I once had a dream that I vividly remember, but I do recall being at a gray, towering building to pick up my mom. She was alive and she was healthy. She seemed different than the last time I had seen her, but that was okay because we were reunited and she was okay. See, sometimes the nightmare of life is when you wake up. When you come back to reality, you’re stripped of all your hopes and fantasies. My greatest nightmare is living without my mom. She was my friend, my nurturer, my teacher, and my source of comfort. And now she’s gone. When I’m in pain because of this loss, I constantly remember that I simply can’t let her go. What I mean by “let her go” is not to forget her entirely, but to not continually dwell in the past and hope for things that simply will not happen. Of course, I will see her again and spend eternity with her, but as for now I can’t just ask her for advice or have her hug me when I need it the most, and I’ve really struggled in dealing with that since she’s been gone.
I’m not sure exactly yet how to let her go, but I think the first step is to recognize my need to do so. Saying that and actually doing it are two entirely different things. This loss is one that will haunt me for the rest of my life, there’s no getting around it or forgetting her. I’m always going to be dealing with the fact that she died and making it through life, knowing she’s not there with me. If I get married, I’m going to cry down the aisle because I wish she could be there. If I have a child, I’m going to cry because I wish she could be a grandmother to my child(ren) and that she could give me more of the wisdom she gave over the years. This isn’t something that will simply go away just because I can’t bear the pain anymore, yet I can’t hold onto something that’s already lost.

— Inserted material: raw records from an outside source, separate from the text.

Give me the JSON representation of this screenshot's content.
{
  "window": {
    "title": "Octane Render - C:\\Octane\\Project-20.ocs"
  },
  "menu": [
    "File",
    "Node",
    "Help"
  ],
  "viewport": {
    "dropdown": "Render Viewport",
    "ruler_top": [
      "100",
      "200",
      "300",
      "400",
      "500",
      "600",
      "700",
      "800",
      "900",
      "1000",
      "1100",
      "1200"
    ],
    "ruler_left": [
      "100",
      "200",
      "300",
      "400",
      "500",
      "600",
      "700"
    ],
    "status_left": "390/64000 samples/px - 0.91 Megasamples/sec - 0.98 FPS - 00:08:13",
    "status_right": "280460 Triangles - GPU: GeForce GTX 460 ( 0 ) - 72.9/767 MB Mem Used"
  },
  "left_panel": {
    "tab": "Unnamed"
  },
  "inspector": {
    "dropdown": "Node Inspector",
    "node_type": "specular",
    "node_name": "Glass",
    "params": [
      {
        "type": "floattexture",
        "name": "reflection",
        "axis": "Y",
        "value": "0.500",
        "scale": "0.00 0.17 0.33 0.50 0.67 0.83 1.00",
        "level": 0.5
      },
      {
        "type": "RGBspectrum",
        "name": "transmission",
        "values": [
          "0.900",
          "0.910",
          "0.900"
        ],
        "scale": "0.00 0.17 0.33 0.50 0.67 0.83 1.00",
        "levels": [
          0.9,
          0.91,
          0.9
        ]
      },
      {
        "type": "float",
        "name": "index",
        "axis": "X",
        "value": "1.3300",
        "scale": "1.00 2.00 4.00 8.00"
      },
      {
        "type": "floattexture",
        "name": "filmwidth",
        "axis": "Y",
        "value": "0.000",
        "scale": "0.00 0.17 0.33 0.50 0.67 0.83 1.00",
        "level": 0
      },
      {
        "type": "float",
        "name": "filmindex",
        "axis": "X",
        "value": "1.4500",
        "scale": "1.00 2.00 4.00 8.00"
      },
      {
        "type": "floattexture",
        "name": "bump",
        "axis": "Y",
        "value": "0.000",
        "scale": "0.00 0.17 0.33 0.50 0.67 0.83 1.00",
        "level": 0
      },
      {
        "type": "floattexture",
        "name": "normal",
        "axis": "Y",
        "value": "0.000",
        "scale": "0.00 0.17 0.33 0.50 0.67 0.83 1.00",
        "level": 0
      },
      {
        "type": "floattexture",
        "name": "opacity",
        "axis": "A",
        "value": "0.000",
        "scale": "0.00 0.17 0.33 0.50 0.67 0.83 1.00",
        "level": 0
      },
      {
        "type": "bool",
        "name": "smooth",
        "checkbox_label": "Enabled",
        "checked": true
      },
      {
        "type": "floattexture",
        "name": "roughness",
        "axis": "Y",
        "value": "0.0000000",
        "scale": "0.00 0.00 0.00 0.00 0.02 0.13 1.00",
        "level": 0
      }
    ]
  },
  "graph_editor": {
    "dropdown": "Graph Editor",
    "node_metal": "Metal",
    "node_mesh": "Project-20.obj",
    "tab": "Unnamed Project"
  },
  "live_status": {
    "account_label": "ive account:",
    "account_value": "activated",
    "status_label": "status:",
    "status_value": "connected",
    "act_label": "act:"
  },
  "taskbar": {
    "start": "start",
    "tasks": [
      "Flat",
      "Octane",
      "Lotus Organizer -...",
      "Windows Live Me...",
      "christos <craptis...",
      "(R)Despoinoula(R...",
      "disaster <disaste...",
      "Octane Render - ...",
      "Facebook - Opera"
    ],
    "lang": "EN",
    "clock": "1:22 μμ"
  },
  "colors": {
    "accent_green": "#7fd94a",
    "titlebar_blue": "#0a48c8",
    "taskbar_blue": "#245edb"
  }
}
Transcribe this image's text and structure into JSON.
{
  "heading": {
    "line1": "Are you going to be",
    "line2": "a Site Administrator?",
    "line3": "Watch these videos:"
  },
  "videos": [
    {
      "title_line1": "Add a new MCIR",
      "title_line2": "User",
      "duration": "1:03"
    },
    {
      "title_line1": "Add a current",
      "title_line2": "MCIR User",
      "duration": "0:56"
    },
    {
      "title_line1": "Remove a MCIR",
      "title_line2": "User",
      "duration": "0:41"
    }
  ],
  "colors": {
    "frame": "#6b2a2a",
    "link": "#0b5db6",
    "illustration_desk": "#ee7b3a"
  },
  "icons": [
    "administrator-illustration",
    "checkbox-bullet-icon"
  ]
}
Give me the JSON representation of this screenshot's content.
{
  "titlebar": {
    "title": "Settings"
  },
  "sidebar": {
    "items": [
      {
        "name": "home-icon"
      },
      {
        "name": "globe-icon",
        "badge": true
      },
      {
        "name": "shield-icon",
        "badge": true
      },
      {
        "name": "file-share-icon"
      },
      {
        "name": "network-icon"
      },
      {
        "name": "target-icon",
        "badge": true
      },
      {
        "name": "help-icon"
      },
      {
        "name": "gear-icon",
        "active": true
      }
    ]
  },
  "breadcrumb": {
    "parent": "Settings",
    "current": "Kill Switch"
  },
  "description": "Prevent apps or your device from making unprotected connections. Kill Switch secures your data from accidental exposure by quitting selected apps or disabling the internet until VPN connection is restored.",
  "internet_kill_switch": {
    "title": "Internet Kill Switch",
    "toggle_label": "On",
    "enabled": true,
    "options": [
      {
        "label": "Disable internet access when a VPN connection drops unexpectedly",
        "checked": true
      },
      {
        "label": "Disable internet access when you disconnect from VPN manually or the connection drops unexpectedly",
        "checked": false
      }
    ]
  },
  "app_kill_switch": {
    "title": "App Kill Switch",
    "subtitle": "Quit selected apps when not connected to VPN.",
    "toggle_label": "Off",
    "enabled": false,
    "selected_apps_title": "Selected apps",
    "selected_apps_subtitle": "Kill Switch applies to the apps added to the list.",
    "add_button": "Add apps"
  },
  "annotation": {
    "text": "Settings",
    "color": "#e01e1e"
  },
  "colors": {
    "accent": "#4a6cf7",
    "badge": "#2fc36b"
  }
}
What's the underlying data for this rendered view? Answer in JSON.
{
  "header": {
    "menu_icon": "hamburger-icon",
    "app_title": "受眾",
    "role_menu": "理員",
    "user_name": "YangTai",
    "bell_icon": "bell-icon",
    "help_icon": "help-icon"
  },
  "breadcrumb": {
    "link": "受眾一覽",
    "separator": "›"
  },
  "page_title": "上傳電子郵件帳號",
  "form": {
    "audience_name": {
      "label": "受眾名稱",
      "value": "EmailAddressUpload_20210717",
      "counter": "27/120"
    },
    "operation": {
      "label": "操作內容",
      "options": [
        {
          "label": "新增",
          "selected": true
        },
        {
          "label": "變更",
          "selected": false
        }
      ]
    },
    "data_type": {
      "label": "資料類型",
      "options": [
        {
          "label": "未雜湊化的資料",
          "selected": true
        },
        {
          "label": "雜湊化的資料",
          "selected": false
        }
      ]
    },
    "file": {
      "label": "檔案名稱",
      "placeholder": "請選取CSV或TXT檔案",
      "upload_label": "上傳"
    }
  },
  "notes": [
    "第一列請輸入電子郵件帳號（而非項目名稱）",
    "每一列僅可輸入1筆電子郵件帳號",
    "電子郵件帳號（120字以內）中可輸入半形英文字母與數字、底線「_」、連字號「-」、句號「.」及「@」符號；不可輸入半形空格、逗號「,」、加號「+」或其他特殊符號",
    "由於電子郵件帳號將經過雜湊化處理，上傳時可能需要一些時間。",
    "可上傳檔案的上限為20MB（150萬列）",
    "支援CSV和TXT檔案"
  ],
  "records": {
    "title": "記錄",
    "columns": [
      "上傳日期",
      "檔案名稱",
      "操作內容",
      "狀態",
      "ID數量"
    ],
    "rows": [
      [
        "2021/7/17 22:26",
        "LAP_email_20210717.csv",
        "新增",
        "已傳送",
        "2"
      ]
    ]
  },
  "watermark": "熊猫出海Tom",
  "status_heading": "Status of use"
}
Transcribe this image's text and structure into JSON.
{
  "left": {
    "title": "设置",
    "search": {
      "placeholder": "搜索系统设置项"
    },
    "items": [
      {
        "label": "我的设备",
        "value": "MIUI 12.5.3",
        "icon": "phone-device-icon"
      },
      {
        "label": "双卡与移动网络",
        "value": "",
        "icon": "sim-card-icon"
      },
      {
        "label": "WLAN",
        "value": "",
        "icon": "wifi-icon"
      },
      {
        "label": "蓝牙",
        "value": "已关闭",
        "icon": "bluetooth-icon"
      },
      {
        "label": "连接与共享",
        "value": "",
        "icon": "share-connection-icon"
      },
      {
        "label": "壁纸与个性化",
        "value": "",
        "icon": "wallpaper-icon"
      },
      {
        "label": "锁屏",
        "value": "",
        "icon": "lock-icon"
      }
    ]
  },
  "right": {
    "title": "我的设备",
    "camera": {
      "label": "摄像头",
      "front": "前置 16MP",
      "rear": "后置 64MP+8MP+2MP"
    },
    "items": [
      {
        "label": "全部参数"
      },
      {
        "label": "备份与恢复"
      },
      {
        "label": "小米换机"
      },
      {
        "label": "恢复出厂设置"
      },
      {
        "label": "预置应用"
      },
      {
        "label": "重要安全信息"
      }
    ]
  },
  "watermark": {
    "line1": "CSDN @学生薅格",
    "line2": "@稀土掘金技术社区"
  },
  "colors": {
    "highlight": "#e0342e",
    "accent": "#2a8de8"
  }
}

I think one thing that may help myself and others dealing with loss is to not focus on the hurt that followed the loss, but rather the joy we had when they were here. We can use the good of the past as an example of how to work for the good of the future, the future of ourselves and others. Three thousand, five hundred and sixty days. Nine years, eight months, and twenty-eight days. That’s how long I had with my mother. Those were my good days. It feels like every day since then has descended into a pit of darkness. When I think of those days, she’s there. There’s closeness, love, and pure joy. I think of her smile, her bright eyes, and her compassion for others. I think of how good all of those things were, but then I come back to reality and the present day and I cannot begin to explain the contrast. Pretty soon I will have lived longer without my mother than I did with. I always wish I had more time that I often forget I had enough time. I had enough time to know her and her love. I had enough time to know the lasting impact she’d have on my life, even in her absence. I had enough time with her to learn the lessons I needed to at that time. I had enough time with her to know she loved her family more than anything. She gave her all to us. All of her love, all of her time, and all of her talent. She used all three in glorifying God, and of course He came first for her, but she used those qualities in raising up her family to glorify God. She was selfless. I was young when she passed, but she had such a huge impact on my life that it was worth remembering. The joy I receive from reminiscing on these things can be a driving force and an inspiration for the kind of person I wish to be. This is finding the good while in the midst of pain. I’m continually struggling with living this out, and I know she wasn’t perfect, but it’s okay because I’m far from perfect too. I want to remember the past, I want to remember her as an example for someone I can strive to be, even if she’s not here to see it herself.